***** Data records

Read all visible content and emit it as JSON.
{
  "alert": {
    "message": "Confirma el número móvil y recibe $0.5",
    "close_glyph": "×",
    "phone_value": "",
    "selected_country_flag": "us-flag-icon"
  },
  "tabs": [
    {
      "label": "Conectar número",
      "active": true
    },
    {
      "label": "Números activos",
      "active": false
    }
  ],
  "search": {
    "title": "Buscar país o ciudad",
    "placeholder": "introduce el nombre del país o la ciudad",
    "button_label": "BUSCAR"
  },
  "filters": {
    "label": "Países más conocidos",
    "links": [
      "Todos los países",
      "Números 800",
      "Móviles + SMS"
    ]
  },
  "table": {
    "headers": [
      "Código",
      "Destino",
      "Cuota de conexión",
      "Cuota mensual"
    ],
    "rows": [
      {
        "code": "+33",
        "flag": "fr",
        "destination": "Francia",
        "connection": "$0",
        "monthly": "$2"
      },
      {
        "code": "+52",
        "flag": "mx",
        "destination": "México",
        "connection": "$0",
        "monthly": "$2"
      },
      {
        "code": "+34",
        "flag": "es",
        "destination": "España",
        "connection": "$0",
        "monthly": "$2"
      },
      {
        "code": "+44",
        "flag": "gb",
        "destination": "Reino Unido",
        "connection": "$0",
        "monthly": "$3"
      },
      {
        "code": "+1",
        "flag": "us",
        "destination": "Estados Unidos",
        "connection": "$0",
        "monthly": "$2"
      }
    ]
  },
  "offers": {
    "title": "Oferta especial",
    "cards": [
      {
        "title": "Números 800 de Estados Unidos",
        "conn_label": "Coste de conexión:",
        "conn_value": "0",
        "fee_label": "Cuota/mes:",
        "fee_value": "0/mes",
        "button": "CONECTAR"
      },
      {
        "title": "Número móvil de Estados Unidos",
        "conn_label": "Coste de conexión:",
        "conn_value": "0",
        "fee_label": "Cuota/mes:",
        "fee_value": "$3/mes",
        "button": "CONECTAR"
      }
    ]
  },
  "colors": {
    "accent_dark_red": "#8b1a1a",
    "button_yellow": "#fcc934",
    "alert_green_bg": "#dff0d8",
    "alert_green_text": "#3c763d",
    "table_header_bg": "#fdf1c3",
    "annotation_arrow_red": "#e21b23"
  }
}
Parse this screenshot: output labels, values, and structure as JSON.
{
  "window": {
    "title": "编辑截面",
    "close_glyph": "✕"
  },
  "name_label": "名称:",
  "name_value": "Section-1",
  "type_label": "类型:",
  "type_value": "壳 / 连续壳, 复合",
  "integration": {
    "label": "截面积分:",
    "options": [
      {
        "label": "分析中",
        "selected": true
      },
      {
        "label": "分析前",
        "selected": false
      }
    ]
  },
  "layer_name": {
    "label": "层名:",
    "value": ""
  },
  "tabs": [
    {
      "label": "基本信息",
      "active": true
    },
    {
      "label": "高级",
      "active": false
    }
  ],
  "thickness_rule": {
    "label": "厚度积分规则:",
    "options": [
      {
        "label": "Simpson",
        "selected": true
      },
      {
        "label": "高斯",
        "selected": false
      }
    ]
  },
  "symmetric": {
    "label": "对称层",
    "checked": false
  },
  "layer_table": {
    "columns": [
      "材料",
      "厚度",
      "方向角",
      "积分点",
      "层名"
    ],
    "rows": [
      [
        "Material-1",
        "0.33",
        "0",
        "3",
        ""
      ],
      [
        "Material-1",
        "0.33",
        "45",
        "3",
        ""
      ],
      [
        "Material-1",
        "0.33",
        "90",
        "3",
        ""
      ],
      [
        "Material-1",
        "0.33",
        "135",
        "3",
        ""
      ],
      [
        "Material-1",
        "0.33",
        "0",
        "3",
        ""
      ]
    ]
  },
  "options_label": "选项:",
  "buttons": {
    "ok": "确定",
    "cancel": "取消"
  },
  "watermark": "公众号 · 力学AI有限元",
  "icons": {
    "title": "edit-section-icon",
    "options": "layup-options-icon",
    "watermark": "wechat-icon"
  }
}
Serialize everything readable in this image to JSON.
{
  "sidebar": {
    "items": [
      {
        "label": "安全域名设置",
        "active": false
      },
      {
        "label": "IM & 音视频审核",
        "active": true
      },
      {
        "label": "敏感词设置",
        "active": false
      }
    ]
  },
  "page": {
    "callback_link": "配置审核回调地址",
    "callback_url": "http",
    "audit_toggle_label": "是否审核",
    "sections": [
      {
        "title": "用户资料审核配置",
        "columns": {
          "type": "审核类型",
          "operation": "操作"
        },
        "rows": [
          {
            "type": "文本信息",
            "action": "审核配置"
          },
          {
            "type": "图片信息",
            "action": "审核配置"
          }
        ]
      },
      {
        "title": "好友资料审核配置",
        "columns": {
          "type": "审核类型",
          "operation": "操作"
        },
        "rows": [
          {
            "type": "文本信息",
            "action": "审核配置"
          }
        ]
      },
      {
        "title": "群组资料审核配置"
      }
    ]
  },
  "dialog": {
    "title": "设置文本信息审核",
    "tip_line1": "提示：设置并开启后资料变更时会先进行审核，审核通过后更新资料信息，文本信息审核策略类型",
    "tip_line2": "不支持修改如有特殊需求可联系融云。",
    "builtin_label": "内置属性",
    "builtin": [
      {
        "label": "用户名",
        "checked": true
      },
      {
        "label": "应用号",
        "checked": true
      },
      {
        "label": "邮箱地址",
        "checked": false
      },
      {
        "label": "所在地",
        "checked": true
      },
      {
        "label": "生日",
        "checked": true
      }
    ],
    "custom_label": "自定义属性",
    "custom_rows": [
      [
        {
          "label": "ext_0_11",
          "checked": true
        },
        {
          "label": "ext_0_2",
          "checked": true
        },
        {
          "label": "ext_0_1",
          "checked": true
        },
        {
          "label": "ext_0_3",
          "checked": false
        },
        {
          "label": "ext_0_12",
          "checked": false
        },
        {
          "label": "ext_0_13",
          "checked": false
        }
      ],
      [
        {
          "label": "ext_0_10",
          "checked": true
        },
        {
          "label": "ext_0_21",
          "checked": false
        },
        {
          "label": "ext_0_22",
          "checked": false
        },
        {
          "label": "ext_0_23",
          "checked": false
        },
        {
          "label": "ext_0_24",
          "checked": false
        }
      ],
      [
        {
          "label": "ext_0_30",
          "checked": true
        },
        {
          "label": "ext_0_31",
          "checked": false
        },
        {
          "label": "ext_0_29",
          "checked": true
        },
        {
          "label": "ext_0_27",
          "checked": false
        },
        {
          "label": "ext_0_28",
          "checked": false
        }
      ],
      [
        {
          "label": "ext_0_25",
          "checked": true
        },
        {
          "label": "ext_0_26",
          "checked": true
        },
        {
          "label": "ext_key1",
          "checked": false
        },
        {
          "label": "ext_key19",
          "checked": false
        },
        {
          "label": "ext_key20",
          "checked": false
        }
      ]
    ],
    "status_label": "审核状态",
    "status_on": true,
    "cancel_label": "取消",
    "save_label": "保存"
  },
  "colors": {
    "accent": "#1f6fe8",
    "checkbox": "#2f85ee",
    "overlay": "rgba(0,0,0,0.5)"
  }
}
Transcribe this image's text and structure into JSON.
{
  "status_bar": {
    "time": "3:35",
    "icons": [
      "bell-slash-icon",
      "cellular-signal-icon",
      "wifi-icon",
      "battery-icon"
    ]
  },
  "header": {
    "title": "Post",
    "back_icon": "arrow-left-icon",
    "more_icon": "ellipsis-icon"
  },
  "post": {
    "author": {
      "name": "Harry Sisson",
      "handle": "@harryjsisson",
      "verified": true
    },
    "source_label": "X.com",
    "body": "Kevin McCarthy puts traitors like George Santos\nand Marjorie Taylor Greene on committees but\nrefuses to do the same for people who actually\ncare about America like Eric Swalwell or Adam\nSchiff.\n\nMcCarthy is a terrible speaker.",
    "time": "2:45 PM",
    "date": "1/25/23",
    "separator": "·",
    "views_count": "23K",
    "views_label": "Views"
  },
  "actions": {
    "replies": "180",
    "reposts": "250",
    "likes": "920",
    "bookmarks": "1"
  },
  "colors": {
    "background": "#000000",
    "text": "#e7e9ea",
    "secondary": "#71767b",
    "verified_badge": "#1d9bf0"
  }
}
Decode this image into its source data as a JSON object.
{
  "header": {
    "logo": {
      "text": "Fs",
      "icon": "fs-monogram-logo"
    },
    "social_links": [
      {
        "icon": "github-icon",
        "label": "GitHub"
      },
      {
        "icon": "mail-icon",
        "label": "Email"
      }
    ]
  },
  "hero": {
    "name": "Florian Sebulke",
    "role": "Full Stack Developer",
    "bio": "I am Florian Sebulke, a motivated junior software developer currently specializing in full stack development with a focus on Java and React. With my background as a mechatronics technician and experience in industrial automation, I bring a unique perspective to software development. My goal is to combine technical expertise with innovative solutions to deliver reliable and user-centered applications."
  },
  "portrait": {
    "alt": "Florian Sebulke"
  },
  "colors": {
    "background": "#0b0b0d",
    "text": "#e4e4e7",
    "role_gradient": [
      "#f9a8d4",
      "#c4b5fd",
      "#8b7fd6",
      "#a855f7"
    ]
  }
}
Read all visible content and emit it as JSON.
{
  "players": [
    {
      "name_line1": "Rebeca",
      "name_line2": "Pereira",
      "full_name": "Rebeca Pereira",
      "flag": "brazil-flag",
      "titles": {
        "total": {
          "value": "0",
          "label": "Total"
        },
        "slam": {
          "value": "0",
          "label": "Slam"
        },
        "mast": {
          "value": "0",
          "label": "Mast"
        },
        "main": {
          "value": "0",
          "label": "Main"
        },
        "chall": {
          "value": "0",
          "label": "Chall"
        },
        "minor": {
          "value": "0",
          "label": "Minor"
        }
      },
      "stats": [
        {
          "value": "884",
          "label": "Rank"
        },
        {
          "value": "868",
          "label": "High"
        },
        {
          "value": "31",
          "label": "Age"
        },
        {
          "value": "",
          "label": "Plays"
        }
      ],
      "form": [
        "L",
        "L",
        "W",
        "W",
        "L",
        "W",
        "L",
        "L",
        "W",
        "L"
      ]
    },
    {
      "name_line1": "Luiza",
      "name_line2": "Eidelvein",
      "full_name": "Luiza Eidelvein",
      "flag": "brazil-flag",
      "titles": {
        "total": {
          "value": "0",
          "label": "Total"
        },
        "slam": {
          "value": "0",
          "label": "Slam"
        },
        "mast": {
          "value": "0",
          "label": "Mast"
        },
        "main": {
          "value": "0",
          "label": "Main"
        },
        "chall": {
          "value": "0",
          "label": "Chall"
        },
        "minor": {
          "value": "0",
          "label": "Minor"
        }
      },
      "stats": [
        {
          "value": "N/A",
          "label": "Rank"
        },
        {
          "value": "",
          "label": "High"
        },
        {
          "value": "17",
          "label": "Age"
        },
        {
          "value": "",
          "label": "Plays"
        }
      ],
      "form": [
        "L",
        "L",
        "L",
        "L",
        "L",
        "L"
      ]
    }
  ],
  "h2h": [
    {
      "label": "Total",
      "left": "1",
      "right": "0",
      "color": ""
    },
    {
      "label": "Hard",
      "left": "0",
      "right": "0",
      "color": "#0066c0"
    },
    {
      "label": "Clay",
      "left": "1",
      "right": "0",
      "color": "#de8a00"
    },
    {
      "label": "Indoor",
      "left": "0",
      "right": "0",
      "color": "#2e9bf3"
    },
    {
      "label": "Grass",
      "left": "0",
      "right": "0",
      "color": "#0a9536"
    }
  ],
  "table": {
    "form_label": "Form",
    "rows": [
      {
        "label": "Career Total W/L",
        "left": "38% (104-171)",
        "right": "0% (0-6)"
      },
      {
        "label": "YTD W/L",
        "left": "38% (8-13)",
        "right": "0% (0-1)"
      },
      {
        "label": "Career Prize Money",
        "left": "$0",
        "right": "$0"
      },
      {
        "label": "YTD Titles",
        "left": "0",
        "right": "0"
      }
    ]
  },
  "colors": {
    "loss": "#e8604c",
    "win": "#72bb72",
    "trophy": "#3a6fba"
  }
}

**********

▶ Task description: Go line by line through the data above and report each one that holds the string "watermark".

▶ Solution:
  "watermark": "公众号 · 力学AI有限元",
    "watermark": "wechat-icon"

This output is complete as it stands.